(DATA UNDER STUDY Opens)

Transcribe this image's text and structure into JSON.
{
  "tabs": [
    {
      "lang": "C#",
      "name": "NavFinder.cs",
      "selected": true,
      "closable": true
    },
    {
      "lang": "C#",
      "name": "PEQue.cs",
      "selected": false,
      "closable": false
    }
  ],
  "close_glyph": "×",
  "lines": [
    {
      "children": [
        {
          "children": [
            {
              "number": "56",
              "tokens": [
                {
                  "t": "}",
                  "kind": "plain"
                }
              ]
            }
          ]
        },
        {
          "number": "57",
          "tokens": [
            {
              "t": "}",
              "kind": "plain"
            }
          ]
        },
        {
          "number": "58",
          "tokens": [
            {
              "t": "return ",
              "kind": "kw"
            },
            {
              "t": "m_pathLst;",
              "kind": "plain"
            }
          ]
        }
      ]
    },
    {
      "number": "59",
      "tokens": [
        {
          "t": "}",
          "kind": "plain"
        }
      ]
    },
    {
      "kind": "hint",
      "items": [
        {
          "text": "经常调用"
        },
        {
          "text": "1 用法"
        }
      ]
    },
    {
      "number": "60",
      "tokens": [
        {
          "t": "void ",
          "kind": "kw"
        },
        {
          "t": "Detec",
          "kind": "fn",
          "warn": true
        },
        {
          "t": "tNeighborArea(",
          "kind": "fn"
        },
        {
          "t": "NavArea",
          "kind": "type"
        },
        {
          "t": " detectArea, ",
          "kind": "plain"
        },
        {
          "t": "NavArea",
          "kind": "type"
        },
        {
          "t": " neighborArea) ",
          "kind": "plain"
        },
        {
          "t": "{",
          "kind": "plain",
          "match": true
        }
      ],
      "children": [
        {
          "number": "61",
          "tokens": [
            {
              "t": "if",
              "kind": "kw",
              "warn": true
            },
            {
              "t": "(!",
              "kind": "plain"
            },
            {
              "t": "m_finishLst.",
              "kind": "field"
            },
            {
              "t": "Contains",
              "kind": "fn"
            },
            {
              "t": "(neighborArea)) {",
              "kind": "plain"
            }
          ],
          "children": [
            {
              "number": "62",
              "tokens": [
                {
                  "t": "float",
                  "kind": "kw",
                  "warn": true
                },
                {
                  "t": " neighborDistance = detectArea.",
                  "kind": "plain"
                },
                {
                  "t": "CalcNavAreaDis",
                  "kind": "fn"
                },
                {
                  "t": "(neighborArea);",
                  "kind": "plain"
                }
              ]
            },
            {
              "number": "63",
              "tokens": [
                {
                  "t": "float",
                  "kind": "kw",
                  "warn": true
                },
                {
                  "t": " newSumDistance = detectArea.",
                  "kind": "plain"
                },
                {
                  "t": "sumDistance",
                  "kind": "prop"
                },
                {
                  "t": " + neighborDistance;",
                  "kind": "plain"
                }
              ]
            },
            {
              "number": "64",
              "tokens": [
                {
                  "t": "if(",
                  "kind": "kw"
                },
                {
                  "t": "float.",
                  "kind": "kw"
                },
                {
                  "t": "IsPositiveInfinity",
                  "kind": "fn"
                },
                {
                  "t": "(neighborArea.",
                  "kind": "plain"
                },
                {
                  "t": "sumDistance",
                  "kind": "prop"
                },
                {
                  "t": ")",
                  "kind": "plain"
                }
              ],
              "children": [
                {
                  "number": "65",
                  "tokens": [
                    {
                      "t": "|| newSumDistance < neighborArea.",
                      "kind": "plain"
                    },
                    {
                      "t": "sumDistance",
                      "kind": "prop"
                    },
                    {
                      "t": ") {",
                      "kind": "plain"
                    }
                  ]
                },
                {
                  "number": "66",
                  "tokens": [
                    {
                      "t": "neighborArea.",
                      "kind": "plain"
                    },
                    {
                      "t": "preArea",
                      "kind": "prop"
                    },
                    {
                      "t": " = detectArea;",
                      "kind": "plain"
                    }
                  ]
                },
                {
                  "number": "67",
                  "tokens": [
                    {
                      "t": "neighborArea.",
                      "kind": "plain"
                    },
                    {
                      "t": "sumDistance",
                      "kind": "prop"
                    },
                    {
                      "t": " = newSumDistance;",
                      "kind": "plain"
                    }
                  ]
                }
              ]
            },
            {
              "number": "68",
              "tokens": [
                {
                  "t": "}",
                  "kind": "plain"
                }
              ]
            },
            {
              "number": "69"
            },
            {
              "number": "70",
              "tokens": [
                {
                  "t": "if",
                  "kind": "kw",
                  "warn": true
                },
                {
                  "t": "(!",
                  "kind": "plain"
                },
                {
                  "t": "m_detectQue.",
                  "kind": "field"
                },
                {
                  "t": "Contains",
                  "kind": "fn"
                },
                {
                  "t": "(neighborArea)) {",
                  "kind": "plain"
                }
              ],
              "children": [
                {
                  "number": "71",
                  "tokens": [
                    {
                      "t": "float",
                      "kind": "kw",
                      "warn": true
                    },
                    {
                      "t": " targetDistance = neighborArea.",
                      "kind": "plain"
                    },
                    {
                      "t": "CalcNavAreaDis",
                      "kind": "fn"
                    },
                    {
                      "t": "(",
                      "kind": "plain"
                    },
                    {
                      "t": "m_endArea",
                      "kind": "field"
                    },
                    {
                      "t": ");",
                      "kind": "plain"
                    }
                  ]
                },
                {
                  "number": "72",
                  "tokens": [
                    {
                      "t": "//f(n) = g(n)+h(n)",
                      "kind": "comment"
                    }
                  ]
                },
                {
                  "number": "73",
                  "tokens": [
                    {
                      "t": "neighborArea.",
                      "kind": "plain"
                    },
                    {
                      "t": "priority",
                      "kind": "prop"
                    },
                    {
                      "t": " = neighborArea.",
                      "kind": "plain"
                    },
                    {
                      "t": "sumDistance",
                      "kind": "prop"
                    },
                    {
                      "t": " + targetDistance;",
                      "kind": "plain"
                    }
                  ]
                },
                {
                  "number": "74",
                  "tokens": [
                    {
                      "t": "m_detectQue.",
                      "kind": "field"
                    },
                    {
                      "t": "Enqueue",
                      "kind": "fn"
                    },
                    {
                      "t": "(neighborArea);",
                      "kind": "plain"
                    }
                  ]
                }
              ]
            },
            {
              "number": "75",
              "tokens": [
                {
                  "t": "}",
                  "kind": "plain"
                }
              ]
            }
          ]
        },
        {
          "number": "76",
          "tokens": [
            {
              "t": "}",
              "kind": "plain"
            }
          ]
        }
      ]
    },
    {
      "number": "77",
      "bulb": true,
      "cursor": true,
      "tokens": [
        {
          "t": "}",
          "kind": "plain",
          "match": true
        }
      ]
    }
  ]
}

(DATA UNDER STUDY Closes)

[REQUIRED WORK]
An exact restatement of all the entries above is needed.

[OUTPUT]
Transcribe this image's text and structure into JSON.
{
  "tabs": [
    {
      "lang": "C#",
      "name": "NavFinder.cs",
      "selected": true,
      "closable": true
    },
    {
      "lang": "C#",
      "name": "PEQue.cs",
      "selected": false,
      "closable": false
    }
  ],
  "close_glyph": "×",
  "lines": [
    {
      "children": [
        {
          "children": [
            {
              "number": "56",
              "tokens": [
                {
                  "t": "}",
                  "kind": "plain"
                }
              ]
            }
          ]
        },
        {
          "number": "57",
          "tokens": [
            {
              "t": "}",
              "kind": "plain"
            }
          ]
        },
        {
          "number": "58",
          "tokens": [
            {
              "t": "return ",
              "kind": "kw"
            },
            {
              "t": "m_pathLst;",
              "kind": "plain"
            }
          ]
        }
      ]
    },
    {
      "number": "59",
      "tokens": [
        {
          "t": "}",
          "kind": "plain"
        }
      ]
    },
    {
      "kind": "hint",
      "items": [
        {
          "text": "经常调用"
        },
        {
          "text": "1 用法"
        }
      ]
    },
    {
      "number": "60",
      "tokens": [
        {
          "t": "void ",
          "kind": "kw"
        },
        {
          "t": "Detec",
          "kind": "fn",
          "warn": true
        },
        {
          "t": "tNeighborArea(",
          "kind": "fn"
        },
        {
          "t": "NavArea",
          "kind": "type"
        },
        {
          "t": " detectArea, ",
          "kind": "plain"
        },
        {
          "t": "NavArea",
          "kind": "type"
        },
        {
          "t": " neighborArea) ",
          "kind": "plain"
        },
        {
          "t": "{",
          "kind": "plain",
          "match": true
        }
      ],
      "children": [
        {
          "number": "61",
          "tokens": [
            {
              "t": "if",
              "kind": "kw",
              "warn": true
            },
            {
              "t": "(!",
              "kind": "plain"
            },
            {
              "t": "m_finishLst.",
              "kind": "field"
            },
            {
              "t": "Contains",
              "kind": "fn"
            },
            {
              "t": "(neighborArea)) {",
              "kind": "plain"
            }
          ],
          "children": [
            {
              "number": "62",
              "tokens": [
                {
                  "t": "float",
                  "kind": "kw",
                  "warn": true
                },
                {
                  "t": " neighborDistance = detectArea.",
                  "kind": "plain"
                },
                {
                  "t": "CalcNavAreaDis",
                  "kind": "fn"
                },
                {
                  "t": "(neighborArea);",
                  "kind": "plain"
                }
              ]
            },
            {
              "number": "63",
              "tokens": [
                {
                  "t": "float",
                  "kind": "kw",
                  "warn": true
                },
                {
                  "t": " newSumDistance = detectArea.",
                  "kind": "plain"
                },
                {
                  "t": "sumDistance",
                  "kind": "prop"
                },
                {
                  "t": " + neighborDistance;",
                  "kind": "plain"
                }
              ]
            },
            {
              "number": "64",
              "tokens": [
                {
                  "t": "if(",
                  "kind": "kw"
                },
                {
                  "t": "float.",
                  "kind": "kw"
                },
                {
                  "t": "IsPositiveInfinity",
                  "kind": "fn"
                },
                {
                  "t": "(neighborArea.",
                  "kind": "plain"
                },
                {
                  "t": "sumDistance",
                  "kind": "prop"
                },
                {
                  "t": ")",
                  "kind": "plain"
                }
              ],
              "children": [
                {
                  "number": "65",
                  "tokens": [
                    {
                      "t": "|| newSumDistance < neighborArea.",
                      "kind": "plain"
                    },
                    {
                      "t": "sumDistance",
                      "kind": "prop"
                    },
                    {
                      "t": ") {",
                      "kind": "plain"
                    }
                  ]
                },
                {
                  "number": "66",
                  "tokens": [
                    {
                      "t": "neighborArea.",
                      "kind": "plain"
                    },
                    {
                      "t": "preArea",
                      "kind": "prop"
                    },
                    {
                      "t": " = detectArea;",
                      "kind": "plain"
                    }
                  ]
                },
                {
                  "number": "67",
                  "tokens": [
                    {
                      "t": "neighborArea.",
                      "kind": "plain"
                    },
                    {
                      "t": "sumDistance",
                      "kind": "prop"
                    },
                    {
                      "t": " = newSumDistance;",
                      "kind": "plain"
                    }
                  ]
                }
              ]
            },
            {
              "number": "68",
              "tokens": [
                {
                  "t": "}",
                  "kind": "plain"
                }
              ]
            },
            {
              "number": "69"
            },
            {
              "number": "70",
              "tokens": [
                {
                  "t": "if",
                  "kind": "kw",
                  "warn": true
                },
                {
                  "t": "(!",
                  "kind": "plain"
                },
                {
                  "t": "m_detectQue.",
                  "kind": "field"
                },
                {
                  "t": "Contains",
                  "kind": "fn"
                },
                {
                  "t": "(neighborArea)) {",
                  "kind": "plain"
                }
              ],
              "children": [
                {
                  "number": "71",
                  "tokens": [
                    {
                      "t": "float",
                      "kind": "kw",
                      "warn": true
                    },
                    {
                      "t": " targetDistance = neighborArea.",
                      "kind": "plain"
                    },
                    {
                      "t": "CalcNavAreaDis",
                      "kind": "fn"
                    },
                    {
                      "t": "(",
                      "kind": "plain"
                    },
                    {
                      "t": "m_endArea",
                      "kind": "field"
                    },
                    {
                      "t": ");",
                      "kind": "plain"
                    }
                  ]
                },
                {
                  "number": "72",
                  "tokens": [
                    {
                      "t": "//f(n) = g(n)+h(n)",
                      "kind": "comment"
                    }
                  ]
                },
                {
                  "number": "73",
                  "tokens": [
                    {
                      "t": "neighborArea.",
                      "kind": "plain"
                    },
                    {
                      "t": "priority",
                      "kind": "prop"
                    },
                    {
                      "t": " = neighborArea.",
                      "kind": "plain"
                    },
                    {
                      "t": "sumDistance",
                      "kind": "prop"
                    },
                    {
                      "t": " + targetDistance;",
                      "kind": "plain"
                    }
                  ]
                },
                {
                  "number": "74",
                  "tokens": [
                    {
                      "t": "m_detectQue.",
                      "kind": "field"
                    },
                    {
                      "t": "Enqueue",
                      "kind": "fn"
                    },
                    {
                      "t": "(neighborArea);",
                      "kind": "plain"
                    }
                  ]
                }
              ]
            },
            {
              "number": "75",
              "tokens": [
                {
                  "t": "}",
                  "kind": "plain"
                }
              ]
            }
          ]
        },
        {
          "number": "76",
          "tokens": [
            {
              "t": "}",
              "kind": "plain"
            }
          ]
        }
      ]
    },
    {
      "number": "77",
      "bulb": true,
      "cursor": true,
      "tokens": [
        {
          "t": "}",
          "kind": "plain",
          "match": true
        }
      ]
    }
  ]
}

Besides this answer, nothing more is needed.